__Data for the task__
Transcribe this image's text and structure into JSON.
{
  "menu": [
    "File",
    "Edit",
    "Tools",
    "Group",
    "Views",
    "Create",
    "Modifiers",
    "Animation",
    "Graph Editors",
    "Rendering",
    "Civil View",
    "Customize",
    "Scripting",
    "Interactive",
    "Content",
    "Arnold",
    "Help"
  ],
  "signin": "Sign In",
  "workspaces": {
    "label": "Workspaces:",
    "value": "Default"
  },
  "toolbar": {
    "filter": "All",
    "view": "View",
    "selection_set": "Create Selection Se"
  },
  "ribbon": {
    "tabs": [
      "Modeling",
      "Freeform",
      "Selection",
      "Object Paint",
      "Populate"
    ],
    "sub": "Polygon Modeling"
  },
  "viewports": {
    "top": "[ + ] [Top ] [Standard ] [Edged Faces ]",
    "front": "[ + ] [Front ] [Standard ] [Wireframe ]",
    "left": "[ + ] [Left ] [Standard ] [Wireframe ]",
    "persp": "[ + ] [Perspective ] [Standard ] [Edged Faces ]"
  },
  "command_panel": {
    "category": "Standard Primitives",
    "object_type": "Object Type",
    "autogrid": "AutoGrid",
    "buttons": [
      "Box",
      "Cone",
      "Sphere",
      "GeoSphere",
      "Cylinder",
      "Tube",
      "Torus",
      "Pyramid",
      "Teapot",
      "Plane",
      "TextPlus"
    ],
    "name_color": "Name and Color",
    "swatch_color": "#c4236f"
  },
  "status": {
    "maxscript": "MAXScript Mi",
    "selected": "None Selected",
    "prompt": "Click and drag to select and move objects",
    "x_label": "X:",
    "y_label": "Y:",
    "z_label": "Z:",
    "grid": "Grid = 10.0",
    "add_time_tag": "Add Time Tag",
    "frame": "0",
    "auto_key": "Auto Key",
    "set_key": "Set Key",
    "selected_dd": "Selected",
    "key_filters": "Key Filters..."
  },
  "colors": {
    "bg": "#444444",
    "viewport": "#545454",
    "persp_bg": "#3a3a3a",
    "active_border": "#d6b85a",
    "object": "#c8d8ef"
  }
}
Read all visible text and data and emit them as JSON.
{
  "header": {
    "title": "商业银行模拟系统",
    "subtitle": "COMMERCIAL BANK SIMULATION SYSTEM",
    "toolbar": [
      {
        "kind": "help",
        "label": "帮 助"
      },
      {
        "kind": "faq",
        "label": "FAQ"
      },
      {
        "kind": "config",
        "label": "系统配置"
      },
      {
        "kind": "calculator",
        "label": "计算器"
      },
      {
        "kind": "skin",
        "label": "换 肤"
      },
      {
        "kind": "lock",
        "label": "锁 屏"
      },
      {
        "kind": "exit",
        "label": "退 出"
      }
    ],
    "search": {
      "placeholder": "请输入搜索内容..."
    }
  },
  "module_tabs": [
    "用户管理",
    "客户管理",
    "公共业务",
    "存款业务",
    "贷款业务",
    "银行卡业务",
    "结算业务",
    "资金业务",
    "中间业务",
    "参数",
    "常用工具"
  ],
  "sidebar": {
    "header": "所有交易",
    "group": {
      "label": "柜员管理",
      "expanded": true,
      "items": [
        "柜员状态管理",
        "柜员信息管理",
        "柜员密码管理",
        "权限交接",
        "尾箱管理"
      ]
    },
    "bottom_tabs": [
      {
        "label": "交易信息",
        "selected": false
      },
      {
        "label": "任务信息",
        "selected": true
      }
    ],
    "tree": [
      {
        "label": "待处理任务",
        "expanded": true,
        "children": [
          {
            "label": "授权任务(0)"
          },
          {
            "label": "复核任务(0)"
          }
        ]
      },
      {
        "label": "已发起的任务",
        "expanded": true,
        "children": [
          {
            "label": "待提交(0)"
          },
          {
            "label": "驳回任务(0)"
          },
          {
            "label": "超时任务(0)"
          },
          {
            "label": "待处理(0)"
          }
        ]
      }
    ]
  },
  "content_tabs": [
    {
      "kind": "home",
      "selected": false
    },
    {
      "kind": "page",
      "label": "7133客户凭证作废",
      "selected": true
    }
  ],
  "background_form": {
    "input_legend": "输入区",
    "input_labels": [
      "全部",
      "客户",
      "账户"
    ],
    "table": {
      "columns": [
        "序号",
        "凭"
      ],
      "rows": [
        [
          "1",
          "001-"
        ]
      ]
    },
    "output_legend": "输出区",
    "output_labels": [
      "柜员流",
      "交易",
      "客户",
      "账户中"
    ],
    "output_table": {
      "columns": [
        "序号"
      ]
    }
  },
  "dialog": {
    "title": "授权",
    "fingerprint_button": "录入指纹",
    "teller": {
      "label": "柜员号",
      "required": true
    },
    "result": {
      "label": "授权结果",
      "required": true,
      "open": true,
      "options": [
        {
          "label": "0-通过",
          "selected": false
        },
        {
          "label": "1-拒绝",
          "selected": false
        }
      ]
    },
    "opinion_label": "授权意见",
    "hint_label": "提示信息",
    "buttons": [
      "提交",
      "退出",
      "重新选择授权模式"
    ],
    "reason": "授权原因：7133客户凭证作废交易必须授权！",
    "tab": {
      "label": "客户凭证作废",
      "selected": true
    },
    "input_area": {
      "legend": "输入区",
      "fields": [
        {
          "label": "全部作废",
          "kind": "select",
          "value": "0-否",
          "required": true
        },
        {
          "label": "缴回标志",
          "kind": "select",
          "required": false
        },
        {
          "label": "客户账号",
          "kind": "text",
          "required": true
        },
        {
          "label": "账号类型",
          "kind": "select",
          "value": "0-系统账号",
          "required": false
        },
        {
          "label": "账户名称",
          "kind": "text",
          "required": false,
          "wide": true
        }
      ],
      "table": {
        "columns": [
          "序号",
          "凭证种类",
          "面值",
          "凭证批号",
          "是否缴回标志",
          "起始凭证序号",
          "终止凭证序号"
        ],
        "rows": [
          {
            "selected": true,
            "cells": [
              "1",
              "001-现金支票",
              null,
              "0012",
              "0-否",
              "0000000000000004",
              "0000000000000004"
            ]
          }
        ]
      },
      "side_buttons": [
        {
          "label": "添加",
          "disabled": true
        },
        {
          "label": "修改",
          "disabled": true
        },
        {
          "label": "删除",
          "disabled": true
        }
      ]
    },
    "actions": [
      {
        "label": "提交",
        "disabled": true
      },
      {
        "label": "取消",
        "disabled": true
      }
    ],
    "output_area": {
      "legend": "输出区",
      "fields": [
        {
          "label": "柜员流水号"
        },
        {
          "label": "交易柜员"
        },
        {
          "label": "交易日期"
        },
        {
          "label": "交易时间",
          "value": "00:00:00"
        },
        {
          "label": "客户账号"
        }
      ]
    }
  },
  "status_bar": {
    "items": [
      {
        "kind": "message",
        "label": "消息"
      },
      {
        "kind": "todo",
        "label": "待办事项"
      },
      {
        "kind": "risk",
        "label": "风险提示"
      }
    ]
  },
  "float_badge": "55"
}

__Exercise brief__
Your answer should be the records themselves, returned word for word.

__Exercise output__
Transcribe this image's text and structure into JSON.
{
  "menu": [
    "File",
    "Edit",
    "Tools",
    "Group",
    "Views",
    "Create",
    "Modifiers",
    "Animation",
    "Graph Editors",
    "Rendering",
    "Civil View",
    "Customize",
    "Scripting",
    "Interactive",
    "Content",
    "Arnold",
    "Help"
  ],
  "signin": "Sign In",
  "workspaces": {
    "label": "Workspaces:",
    "value": "Default"
  },
  "toolbar": {
    "filter": "All",
    "view": "View",
    "selection_set": "Create Selection Se"
  },
  "ribbon": {
    "tabs": [
      "Modeling",
      "Freeform",
      "Selection",
      "Object Paint",
      "Populate"
    ],
    "sub": "Polygon Modeling"
  },
  "viewports": {
    "top": "[ + ] [Top ] [Standard ] [Edged Faces ]",
    "front": "[ + ] [Front ] [Standard ] [Wireframe ]",
    "left": "[ + ] [Left ] [Standard ] [Wireframe ]",
    "persp": "[ + ] [Perspective ] [Standard ] [Edged Faces ]"
  },
  "command_panel": {
    "category": "Standard Primitives",
    "object_type": "Object Type",
    "autogrid": "AutoGrid",
    "buttons": [
      "Box",
      "Cone",
      "Sphere",
      "GeoSphere",
      "Cylinder",
      "Tube",
      "Torus",
      "Pyramid",
      "Teapot",
      "Plane",
      "TextPlus"
    ],
    "name_color": "Name and Color",
    "swatch_color": "#c4236f"
  },
  "status": {
    "maxscript": "MAXScript Mi",
    "selected": "None Selected",
    "prompt": "Click and drag to select and move objects",
    "x_label": "X:",
    "y_label": "Y:",
    "z_label": "Z:",
    "grid": "Grid = 10.0",
    "add_time_tag": "Add Time Tag",
    "frame": "0",
    "auto_key": "Auto Key",
    "set_key": "Set Key",
    "selected_dd": "Selected",
    "key_filters": "Key Filters..."
  },
  "colors": {
    "bg": "#444444",
    "viewport": "#545454",
    "persp_bg": "#3a3a3a",
    "active_border": "#d6b85a",
    "object": "#c8d8ef"
  }
}
Read all visible text and data and emit them as JSON.
{
  "header": {
    "title": "商业银行模拟系统",
    "subtitle": "COMMERCIAL BANK SIMULATION SYSTEM",
    "toolbar": [
      {
        "kind": "help",
        "label": "帮 助"
      },
      {
        "kind": "faq",
        "label": "FAQ"
      },
      {
        "kind": "config",
        "label": "系统配置"
      },
      {
        "kind": "calculator",
        "label": "计算器"
      },
      {
        "kind": "skin",
        "label": "换 肤"
      },
      {
        "kind": "lock",
        "label": "锁 屏"
      },
      {
        "kind": "exit",
        "label": "退 出"
      }
    ],
    "search": {
      "placeholder": "请输入搜索内容..."
    }
  },
  "module_tabs": [
    "用户管理",
    "客户管理",
    "公共业务",
    "存款业务",
    "贷款业务",
    "银行卡业务",
    "结算业务",
    "资金业务",
    "中间业务",
    "参数",
    "常用工具"
  ],
  "sidebar": {
    "header": "所有交易",
    "group": {
      "label": "柜员管理",
      "expanded": true,
      "items": [
        "柜员状态管理",
        "柜员信息管理",
        "柜员密码管理",
        "权限交接",
        "尾箱管理"
      ]
    },
    "bottom_tabs": [
      {
        "label": "交易信息",
        "selected": false
      },
      {
        "label": "任务信息",
        "selected": true
      }
    ],
    "tree": [
      {
        "label": "待处理任务",
        "expanded": true,
        "children": [
          {
            "label": "授权任务(0)"
          },
          {
            "label": "复核任务(0)"
          }
        ]
      },
      {
        "label": "已发起的任务",
        "expanded": true,
        "children": [
          {
            "label": "待提交(0)"
          },
          {
            "label": "驳回任务(0)"
          },
          {
            "label": "超时任务(0)"
          },
          {
            "label": "待处理(0)"
          }
        ]
      }
    ]
  },
  "content_tabs": [
    {
      "kind": "home",
      "selected": false
    },
    {
      "kind": "page",
      "label": "7133客户凭证作废",
      "selected": true
    }
  ],
  "background_form": {
    "input_legend": "输入区",
    "input_labels": [
      "全部",
      "客户",
      "账户"
    ],
    "table": {
      "columns": [
        "序号",
        "凭"
      ],
      "rows": [
        [
          "1",
          "001-"
        ]
      ]
    },
    "output_legend": "输出区",
    "output_labels": [
      "柜员流",
      "交易",
      "客户",
      "账户中"
    ],
    "output_table": {
      "columns": [
        "序号"
      ]
    }
  },
  "dialog": {
    "title": "授权",
    "fingerprint_button": "录入指纹",
    "teller": {
      "label": "柜员号",
      "required": true
    },
    "result": {
      "label": "授权结果",
      "required": true,
      "open": true,
      "options": [
        {
          "label": "0-通过",
          "selected": false
        },
        {
          "label": "1-拒绝",
          "selected": false
        }
      ]
    },
    "opinion_label": "授权意见",
    "hint_label": "提示信息",
    "buttons": [
      "提交",
      "退出",
      "重新选择授权模式"
    ],
    "reason": "授权原因：7133客户凭证作废交易必须授权！",
    "tab": {
      "label": "客户凭证作废",
      "selected": true
    },
    "input_area": {
      "legend": "输入区",
      "fields": [
        {
          "label": "全部作废",
          "kind": "select",
          "value": "0-否",
          "required": true
        },
        {
          "label": "缴回标志",
          "kind": "select",
          "required": false
        },
        {
          "label": "客户账号",
          "kind": "text",
          "required": true
        },
        {
          "label": "账号类型",
          "kind": "select",
          "value": "0-系统账号",
          "required": false
        },
        {
          "label": "账户名称",
          "kind": "text",
          "required": false,
          "wide": true
        }
      ],
      "table": {
        "columns": [
          "序号",
          "凭证种类",
          "面值",
          "凭证批号",
          "是否缴回标志",
          "起始凭证序号",
          "终止凭证序号"
        ],
        "rows": [
          {
            "selected": true,
            "cells": [
              "1",
              "001-现金支票",
              null,
              "0012",
              "0-否",
              "0000000000000004",
              "0000000000000004"
            ]
          }
        ]
      },
      "side_buttons": [
        {
          "label": "添加",
          "disabled": true
        },
        {
          "label": "修改",
          "disabled": true
        },
        {
          "label": "删除",
          "disabled": true
        }
      ]
    },
    "actions": [
      {
        "label": "提交",
        "disabled": true
      },
      {
        "label": "取消",
        "disabled": true
      }
    ],
    "output_area": {
      "legend": "输出区",
      "fields": [
        {
          "label": "柜员流水号"
        },
        {
          "label": "交易柜员"
        },
        {
          "label": "交易日期"
        },
        {
          "label": "交易时间",
          "value": "00:00:00"
        },
        {
          "label": "客户账号"
        }
      ]
    }
  },
  "status_bar": {
    "items": [
      {
        "kind": "message",
        "label": "消息"
      },
      {
        "kind": "todo",
        "label": "待办事项"
      },
      {
        "kind": "risk",
        "label": "风险提示"
      }
    ]
  },
  "float_badge": "55"
}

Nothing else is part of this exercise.